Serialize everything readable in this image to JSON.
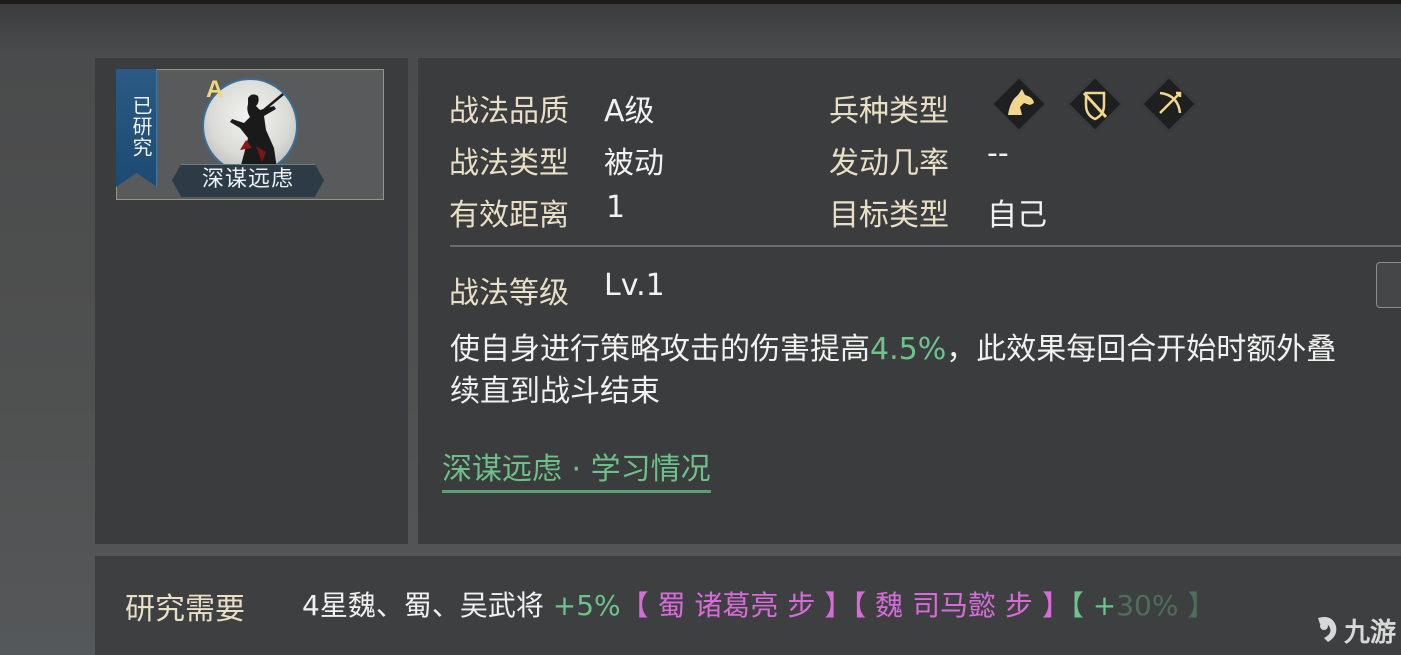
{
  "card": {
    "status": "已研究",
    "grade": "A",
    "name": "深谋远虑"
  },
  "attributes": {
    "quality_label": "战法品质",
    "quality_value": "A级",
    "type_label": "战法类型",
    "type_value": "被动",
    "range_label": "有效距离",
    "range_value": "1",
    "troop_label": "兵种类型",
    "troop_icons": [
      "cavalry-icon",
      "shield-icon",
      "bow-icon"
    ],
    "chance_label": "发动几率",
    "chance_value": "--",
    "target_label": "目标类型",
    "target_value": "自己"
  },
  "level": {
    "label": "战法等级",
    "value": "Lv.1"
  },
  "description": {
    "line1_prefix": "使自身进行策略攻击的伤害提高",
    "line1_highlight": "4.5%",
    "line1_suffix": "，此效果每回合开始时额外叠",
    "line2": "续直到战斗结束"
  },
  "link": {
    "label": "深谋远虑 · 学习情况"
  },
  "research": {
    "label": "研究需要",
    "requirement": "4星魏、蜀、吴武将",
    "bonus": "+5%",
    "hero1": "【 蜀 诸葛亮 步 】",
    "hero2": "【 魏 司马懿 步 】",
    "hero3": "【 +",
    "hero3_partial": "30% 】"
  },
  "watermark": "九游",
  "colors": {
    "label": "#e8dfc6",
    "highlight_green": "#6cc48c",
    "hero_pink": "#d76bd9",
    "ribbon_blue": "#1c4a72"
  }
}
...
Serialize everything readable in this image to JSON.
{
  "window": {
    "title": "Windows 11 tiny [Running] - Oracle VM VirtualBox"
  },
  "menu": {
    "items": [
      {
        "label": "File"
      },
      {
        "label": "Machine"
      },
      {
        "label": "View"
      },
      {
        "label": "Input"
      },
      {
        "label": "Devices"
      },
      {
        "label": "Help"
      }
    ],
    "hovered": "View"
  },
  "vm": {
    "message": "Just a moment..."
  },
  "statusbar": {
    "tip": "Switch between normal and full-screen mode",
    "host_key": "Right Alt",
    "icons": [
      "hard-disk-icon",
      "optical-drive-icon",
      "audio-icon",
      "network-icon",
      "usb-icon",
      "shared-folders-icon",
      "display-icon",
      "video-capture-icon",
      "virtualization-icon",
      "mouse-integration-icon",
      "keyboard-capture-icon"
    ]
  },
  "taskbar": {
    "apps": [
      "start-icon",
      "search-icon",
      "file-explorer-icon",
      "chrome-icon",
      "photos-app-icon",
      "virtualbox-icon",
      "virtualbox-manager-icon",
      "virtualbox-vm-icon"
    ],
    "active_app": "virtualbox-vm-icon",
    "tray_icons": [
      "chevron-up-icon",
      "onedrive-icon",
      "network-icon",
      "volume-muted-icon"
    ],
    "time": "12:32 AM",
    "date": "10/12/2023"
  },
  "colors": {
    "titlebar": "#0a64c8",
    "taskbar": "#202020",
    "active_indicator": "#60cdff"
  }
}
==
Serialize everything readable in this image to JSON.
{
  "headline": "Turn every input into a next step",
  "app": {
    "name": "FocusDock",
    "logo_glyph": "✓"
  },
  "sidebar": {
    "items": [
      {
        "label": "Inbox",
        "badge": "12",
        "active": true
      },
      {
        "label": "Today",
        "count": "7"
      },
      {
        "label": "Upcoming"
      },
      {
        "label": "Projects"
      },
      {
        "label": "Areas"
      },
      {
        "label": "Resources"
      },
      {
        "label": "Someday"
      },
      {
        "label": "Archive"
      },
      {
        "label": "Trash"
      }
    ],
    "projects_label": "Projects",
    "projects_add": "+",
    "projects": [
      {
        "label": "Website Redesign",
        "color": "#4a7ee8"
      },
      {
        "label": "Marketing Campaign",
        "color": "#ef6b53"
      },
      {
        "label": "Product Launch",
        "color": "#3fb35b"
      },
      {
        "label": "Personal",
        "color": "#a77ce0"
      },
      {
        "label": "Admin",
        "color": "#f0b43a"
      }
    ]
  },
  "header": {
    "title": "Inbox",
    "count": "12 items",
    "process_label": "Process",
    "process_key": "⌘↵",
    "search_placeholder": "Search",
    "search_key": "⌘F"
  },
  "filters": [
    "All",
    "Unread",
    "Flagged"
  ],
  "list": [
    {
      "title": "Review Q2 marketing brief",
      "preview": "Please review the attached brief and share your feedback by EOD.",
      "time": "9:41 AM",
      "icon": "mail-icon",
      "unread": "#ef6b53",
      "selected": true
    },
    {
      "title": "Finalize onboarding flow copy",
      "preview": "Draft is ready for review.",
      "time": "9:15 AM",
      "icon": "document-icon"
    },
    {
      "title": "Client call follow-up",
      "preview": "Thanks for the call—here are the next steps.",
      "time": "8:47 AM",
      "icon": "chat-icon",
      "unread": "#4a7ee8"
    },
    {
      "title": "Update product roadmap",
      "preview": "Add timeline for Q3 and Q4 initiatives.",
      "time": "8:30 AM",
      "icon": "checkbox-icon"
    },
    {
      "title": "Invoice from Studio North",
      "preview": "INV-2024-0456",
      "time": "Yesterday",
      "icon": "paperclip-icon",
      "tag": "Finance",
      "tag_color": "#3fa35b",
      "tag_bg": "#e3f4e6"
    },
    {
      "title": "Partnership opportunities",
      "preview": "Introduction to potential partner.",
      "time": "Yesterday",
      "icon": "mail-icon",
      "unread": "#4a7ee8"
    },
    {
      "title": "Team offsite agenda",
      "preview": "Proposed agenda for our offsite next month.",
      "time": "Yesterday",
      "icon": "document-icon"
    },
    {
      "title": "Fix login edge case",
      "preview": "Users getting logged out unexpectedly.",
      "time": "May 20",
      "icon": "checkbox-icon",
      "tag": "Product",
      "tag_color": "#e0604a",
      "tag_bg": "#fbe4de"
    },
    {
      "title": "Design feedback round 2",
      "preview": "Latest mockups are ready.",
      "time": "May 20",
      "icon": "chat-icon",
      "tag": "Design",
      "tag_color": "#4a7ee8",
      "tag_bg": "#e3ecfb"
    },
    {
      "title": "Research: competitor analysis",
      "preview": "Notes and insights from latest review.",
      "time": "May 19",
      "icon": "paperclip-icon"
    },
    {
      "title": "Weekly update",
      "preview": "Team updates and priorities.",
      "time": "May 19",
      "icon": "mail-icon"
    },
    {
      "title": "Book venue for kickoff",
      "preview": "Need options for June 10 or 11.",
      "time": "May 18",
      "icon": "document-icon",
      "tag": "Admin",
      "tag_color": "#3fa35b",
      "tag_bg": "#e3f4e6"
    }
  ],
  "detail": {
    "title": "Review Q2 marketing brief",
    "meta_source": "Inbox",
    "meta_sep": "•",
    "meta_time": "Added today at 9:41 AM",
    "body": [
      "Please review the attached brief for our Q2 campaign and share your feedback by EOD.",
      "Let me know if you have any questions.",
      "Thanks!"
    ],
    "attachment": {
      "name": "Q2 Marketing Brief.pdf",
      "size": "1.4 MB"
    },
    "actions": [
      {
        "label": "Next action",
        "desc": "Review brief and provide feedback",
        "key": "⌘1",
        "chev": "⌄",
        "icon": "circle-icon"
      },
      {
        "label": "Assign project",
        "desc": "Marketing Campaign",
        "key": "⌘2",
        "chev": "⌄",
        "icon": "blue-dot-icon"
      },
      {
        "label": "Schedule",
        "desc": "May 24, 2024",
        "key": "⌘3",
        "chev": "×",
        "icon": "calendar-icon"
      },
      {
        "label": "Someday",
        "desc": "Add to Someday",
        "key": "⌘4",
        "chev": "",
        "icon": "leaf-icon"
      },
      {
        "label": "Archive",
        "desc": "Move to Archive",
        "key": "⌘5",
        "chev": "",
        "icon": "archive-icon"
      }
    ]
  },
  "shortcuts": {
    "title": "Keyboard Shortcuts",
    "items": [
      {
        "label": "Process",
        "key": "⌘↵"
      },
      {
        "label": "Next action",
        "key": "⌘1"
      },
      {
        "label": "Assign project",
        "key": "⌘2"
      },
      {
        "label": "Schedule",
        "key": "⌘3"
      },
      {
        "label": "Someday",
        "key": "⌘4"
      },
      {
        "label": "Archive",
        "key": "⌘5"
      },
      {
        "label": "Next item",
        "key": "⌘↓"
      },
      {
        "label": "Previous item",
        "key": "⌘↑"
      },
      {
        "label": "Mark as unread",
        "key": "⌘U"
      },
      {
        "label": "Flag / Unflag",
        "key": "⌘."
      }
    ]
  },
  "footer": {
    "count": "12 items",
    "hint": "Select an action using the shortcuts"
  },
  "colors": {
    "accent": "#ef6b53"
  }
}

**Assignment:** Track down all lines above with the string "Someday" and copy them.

**Answer for the task:**
        "label": "Someday"
        "label": "Someday",
        "desc": "Add to Someday",
        "label": "Someday",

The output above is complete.